** Task item **
In the data below, find each line containing the string "Format" and return it.

Records from a dataset
=====

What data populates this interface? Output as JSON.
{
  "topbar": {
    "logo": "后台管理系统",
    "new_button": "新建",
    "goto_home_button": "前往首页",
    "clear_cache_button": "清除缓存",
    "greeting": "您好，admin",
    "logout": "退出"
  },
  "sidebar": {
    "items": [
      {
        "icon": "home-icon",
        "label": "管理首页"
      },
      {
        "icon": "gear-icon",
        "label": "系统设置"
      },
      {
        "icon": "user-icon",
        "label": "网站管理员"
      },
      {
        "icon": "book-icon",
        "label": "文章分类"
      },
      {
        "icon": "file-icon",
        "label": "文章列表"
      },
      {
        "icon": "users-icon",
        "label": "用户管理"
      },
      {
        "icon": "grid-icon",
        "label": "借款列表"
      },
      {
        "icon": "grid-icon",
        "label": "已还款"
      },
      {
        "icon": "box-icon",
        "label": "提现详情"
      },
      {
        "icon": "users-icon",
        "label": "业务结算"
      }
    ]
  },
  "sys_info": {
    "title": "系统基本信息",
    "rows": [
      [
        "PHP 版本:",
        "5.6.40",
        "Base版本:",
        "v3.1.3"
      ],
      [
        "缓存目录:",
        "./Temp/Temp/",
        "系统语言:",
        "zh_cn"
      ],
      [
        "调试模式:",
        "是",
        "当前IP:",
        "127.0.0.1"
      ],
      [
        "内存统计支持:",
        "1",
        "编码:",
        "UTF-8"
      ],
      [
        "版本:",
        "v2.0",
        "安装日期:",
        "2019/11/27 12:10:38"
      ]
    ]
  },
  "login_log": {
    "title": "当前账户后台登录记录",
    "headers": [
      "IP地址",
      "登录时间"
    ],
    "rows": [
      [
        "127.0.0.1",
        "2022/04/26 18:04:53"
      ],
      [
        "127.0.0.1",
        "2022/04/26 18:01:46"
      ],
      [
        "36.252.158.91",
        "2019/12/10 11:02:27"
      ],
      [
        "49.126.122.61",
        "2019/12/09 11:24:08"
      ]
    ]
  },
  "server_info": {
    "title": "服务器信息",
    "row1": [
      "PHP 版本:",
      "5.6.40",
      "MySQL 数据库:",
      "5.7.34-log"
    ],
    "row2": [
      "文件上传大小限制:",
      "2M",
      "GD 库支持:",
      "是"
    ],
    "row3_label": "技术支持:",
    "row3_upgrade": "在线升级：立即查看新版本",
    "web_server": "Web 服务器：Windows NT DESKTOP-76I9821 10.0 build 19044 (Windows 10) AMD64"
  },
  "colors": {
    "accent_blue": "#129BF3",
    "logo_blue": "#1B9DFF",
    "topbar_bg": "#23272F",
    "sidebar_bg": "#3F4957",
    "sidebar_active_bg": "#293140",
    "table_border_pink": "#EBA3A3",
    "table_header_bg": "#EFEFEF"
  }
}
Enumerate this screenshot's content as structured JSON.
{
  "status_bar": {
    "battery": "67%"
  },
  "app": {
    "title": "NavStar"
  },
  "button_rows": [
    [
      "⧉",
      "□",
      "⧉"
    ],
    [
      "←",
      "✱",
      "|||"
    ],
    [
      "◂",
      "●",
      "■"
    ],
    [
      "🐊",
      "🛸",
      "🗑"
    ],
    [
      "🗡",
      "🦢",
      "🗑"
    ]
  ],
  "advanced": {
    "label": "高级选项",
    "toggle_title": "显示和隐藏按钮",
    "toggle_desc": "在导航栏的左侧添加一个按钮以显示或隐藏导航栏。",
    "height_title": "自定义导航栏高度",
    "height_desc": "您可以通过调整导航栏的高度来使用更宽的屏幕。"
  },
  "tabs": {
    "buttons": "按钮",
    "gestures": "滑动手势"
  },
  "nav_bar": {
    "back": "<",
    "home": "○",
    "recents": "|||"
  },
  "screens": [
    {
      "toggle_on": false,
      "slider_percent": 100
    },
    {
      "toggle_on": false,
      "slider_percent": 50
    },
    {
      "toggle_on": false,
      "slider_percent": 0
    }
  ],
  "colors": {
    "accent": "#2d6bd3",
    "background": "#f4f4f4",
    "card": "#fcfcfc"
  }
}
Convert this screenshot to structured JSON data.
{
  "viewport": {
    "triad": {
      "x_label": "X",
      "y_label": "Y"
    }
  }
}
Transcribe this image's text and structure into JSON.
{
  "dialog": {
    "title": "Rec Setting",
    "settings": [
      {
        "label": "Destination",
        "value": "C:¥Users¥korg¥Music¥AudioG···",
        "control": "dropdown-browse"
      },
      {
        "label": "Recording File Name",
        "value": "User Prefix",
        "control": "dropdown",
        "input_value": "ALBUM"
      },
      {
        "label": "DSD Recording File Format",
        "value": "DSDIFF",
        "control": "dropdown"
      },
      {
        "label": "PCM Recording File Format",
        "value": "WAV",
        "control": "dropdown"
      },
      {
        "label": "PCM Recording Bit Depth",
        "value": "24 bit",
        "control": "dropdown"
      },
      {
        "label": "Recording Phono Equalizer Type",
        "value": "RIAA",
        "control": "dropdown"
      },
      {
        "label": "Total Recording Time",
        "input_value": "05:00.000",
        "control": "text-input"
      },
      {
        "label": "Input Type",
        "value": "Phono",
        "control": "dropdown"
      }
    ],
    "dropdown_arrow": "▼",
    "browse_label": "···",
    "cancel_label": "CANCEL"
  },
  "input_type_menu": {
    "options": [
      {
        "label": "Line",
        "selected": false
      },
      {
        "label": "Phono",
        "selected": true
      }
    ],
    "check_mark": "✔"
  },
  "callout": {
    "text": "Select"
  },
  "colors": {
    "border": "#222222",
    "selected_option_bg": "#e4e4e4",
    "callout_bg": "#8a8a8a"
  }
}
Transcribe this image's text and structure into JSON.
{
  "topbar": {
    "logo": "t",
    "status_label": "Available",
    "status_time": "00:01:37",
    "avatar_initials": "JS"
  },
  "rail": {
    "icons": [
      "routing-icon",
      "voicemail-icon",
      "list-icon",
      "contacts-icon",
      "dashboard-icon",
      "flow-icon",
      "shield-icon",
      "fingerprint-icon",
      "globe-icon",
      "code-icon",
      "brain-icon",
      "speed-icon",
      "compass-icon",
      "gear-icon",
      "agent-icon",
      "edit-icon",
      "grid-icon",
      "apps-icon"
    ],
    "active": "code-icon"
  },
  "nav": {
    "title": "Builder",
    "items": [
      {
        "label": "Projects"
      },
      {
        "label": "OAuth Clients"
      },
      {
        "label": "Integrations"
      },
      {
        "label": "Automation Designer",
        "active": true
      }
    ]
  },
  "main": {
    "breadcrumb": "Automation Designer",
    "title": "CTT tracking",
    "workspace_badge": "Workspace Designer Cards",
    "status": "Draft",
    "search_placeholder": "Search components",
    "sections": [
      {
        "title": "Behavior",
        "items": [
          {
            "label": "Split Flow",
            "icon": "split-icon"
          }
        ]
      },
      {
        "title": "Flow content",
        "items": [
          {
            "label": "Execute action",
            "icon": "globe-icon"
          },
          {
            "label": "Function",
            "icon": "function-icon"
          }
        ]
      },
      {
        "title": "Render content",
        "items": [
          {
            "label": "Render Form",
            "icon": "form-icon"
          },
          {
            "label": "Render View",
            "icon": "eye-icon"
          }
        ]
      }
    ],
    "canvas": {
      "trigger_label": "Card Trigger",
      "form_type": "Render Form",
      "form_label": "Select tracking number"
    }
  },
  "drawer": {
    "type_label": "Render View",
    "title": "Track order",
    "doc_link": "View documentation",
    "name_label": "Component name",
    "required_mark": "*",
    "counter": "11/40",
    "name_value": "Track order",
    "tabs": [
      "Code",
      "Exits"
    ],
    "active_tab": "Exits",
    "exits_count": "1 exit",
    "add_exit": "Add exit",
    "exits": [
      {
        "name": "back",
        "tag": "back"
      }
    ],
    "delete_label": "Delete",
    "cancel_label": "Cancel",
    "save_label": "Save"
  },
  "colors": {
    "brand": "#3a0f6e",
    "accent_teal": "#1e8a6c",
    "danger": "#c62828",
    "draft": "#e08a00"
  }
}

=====

** Exercise solution **
        "label": "DSD Recording File Format",
        "label": "PCM Recording File Format",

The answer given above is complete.